“There are ways to make our defense health system more efficient besides raising health-care fees,” Col. Strobridge said. He particularly challenged defense and service leaders’ unwillingness to restructure the stove-piped military health-care system that includes three separate service systems and multiple contractors that now compete for budget share.

“In the 1990s, the services ardently resisted efforts to make them operate more jointly, but when Congress put a requirement in law, they did it. And now think joint operations are great. It should be the same way now with health care. “

Col. Strobridge said the Defense Department’s recent review of possible health system reforms made only minimal changes, in part because the decision process gave heavy weight to how hard a change would be. “So the first choice was to make retirees pay more, because it was easier.”

He called the proposed plan to means-test TRICARE fees based on the beneficiary’s retired pay amount patently discriminatory against the military.

“No other federal retiree has health benefits means-tested, and it’s rare in the civilian world,” he said. “Under that perverse system, the longer and more successfully you serve, the lower your health benefit.”

Further, he expressed MOAA’s strong objection to the proposal to index TRICARE fees to some measure of health cost growth.

“We believe the percentage increase in any year should not exceed the percentage growth in military retired pay,” Col. Strobridge said.

Finally, Col. Strobridge aggressively challenged the idea that military retirees should have their fees raised because they pay less for health care than civilians do.

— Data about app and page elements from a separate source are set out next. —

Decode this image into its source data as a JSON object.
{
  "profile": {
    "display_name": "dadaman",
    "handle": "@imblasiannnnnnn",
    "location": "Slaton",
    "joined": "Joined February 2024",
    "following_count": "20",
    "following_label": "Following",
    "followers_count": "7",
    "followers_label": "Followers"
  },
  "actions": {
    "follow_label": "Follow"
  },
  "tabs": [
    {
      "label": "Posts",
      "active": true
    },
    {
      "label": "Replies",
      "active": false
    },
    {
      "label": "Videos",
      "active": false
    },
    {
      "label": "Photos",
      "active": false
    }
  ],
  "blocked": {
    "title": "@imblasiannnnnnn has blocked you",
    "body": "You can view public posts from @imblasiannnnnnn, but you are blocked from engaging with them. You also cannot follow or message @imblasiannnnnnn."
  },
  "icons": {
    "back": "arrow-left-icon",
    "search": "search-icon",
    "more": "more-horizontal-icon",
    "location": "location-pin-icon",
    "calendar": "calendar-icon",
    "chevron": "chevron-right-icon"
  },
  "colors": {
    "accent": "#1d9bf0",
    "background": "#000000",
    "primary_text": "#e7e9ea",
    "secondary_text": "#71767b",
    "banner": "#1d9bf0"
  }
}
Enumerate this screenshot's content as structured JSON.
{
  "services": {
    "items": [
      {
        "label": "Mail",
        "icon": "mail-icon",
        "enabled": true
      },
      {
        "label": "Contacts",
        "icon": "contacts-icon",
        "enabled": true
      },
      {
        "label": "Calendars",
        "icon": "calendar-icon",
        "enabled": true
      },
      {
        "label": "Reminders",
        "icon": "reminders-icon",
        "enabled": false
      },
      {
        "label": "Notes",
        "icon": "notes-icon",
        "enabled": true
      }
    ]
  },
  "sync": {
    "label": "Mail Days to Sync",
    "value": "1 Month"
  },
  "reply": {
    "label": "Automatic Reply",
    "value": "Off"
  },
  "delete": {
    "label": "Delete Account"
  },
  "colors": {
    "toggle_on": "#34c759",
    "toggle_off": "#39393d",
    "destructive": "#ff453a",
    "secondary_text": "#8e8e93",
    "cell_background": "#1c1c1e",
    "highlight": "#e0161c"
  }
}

“Whenever somebody gives me that argument,” Col. Strobridge said, “I ask them: If the military deal is so great, are you willing to pay what they did to earn it? Would you sign up to spend the next 20 to 30 years being deployed to Iraq, Afghanistan or any other garden spot the government wants to send you to? That’s the huge prepaid premium that’s overlooked when you only compare payments in cash.”

“The reality is that military people pay far greater premiums to earn their health care than any civilian ever has or ever will,” he said.

• The Department of Veterans Affairs has released the second in a series of annual reports from its Gulf War Veterans Illnesses Task Force, outlining how the department will address the concerns of veterans deployed during the Gulf War of 1990-1991. The report is available on the Internet at

“This report, which considered input from nearly 500 veterans who responded to the draft report, provides a road map for our continued enhancements in the care and services we provide to Gulf War veterans,” said Secretary of Veterans Affairs Eric K. Shinseki. “We will also apply lessons learned from this task force to our engagement with veterans of all eras.”

VA issued a draft version of this report for public comment on Oct. 21, 2011. During the 30-day comment period, VA received more than 450 comments through a special social media Website created for this purpose, along with 25 other comments received through mail, email and telephone calls.

Send letters to Sgt. Shaft, c/o John Fales, P.O. Box 65900, Washington, D.C. 20035-5900; fax 301/622-3330, call 202/257-5446 or email